But the point of the Rails vulnerabilty is that every Rails app, by default, was set up to accept external user input and run it through an XML parser. Even if you didn't realize it.
If you are using MultiXml, you may or may not be passing untrusted user input to it, depends on what you did with it.
And, really, technically, it was ActiveSupport that had this vulnerability. Even outside of Rails, had you used Hash.from_xml on untrusted user input you would have run into exactly the same issues.
Harder to exploit, perhaps, but given the large number of Rails apps that themselves are likely to be unpatched right now, pivoting to RCE on every customer of a SaaS provider seems like a very viable attack vector.
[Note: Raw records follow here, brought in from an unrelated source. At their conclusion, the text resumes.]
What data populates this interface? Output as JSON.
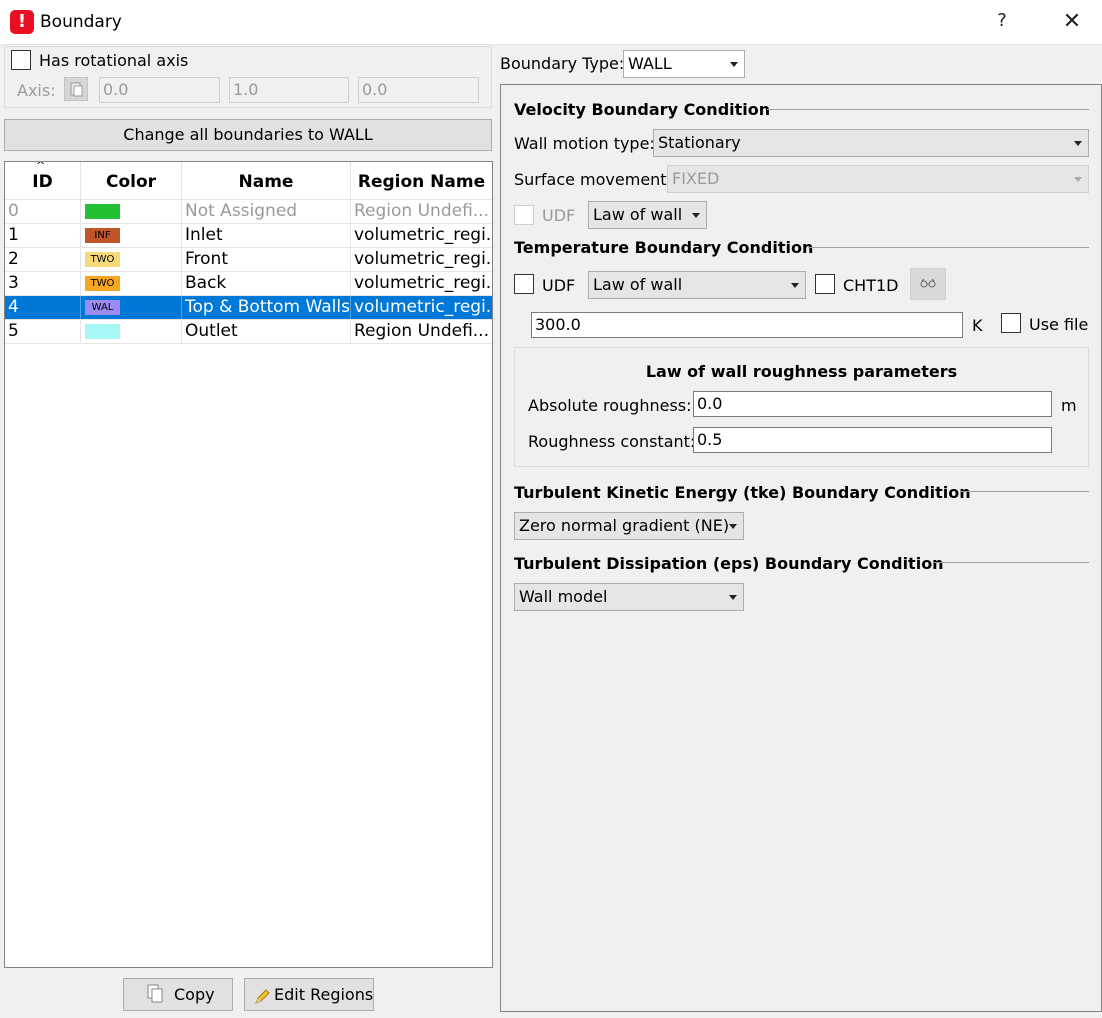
{
  "window": {
    "title": "Boundary",
    "help": "?",
    "close": "✕"
  },
  "rotational": {
    "has_axis_label": "Has rotational axis",
    "axis_label": "Axis:",
    "axis_values": [
      "0.0",
      "1.0",
      "0.0"
    ]
  },
  "change_all_label": "Change all boundaries to WALL",
  "table": {
    "columns": [
      "ID",
      "Color",
      "Name",
      "Region Name"
    ],
    "rows": [
      {
        "id": "0",
        "color": "#22c032",
        "badge": "",
        "name": "Not Assigned",
        "region": "Region Undefi..."
      },
      {
        "id": "1",
        "color": "#c0552a",
        "badge": "INF",
        "name": "Inlet",
        "region": "volumetric_regi..."
      },
      {
        "id": "2",
        "color": "#f5d97a",
        "badge": "TWO",
        "name": "Front",
        "region": "volumetric_regi..."
      },
      {
        "id": "3",
        "color": "#f5a623",
        "badge": "TWO",
        "name": "Back",
        "region": "volumetric_regi..."
      },
      {
        "id": "4",
        "color": "#9b8cf5",
        "badge": "WAL",
        "name": "Top & Bottom Walls",
        "region": "volumetric_regi..."
      },
      {
        "id": "5",
        "color": "#a8f7f7",
        "badge": "",
        "name": "Outlet",
        "region": "Region Undefi..."
      }
    ]
  },
  "bottom_buttons": {
    "copy": "Copy",
    "edit_regions": "Edit Regions"
  },
  "boundary_type": {
    "label": "Boundary Type:",
    "value": "WALL"
  },
  "velocity": {
    "title": "Velocity Boundary Condition",
    "wall_motion_label": "Wall motion type:",
    "wall_motion_value": "Stationary",
    "surface_movement_label": "Surface movement:",
    "surface_movement_value": "FIXED",
    "udf_label": "UDF",
    "law_value": "Law of wall"
  },
  "temperature": {
    "title": "Temperature Boundary Condition",
    "udf_label": "UDF",
    "law_value": "Law of wall",
    "cht1d_label": "CHT1D",
    "value": "300.0",
    "unit": "K",
    "use_file_label": "Use file"
  },
  "roughness": {
    "title": "Law of wall roughness parameters",
    "absolute_label": "Absolute roughness:",
    "absolute_value": "0.0",
    "absolute_unit": "m",
    "constant_label": "Roughness constant:",
    "constant_value": "0.5"
  },
  "tke": {
    "title": "Turbulent Kinetic Energy (tke) Boundary Condition",
    "value": "Zero normal gradient (NE)"
  },
  "eps": {
    "title": "Turbulent Dissipation (eps) Boundary Condition",
    "value": "Wall model"
  },
  "colors": {
    "selection": "#0078d7",
    "app_icon": "#e81123"
  }
}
Strongly recommend that everybody look at this seriously.
When I implemented this functionality, it was only to be compatible with the Rails parser.
> Actually paperclip doesn't rely on HTTParty
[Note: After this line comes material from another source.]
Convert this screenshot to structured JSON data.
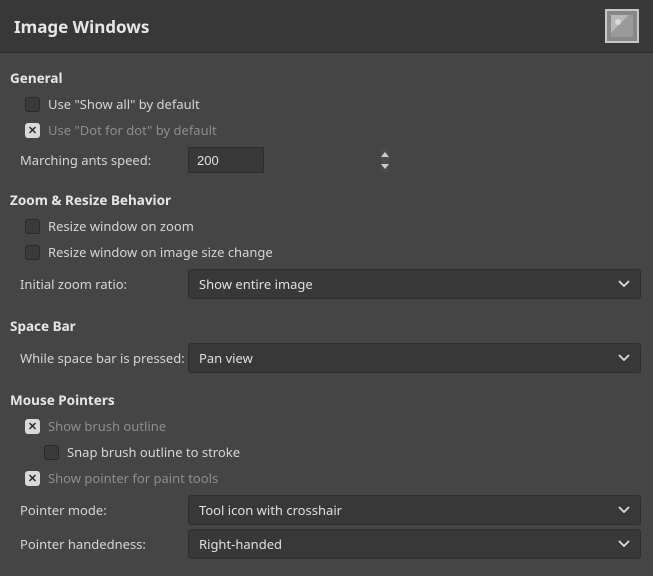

Correction: Although this might not have much to do with multi_xml if that security risk isn't mitigated.
It will prevent YAML.rb from instantiating arbitrary objects, which will close off this entire class of problems.
Obviously, if you do use YAML as a serialization format for arbitrary objects, this won't work, but odds are you aren't doing that.
I commented here:
irb(main):001:0> require 'yaml'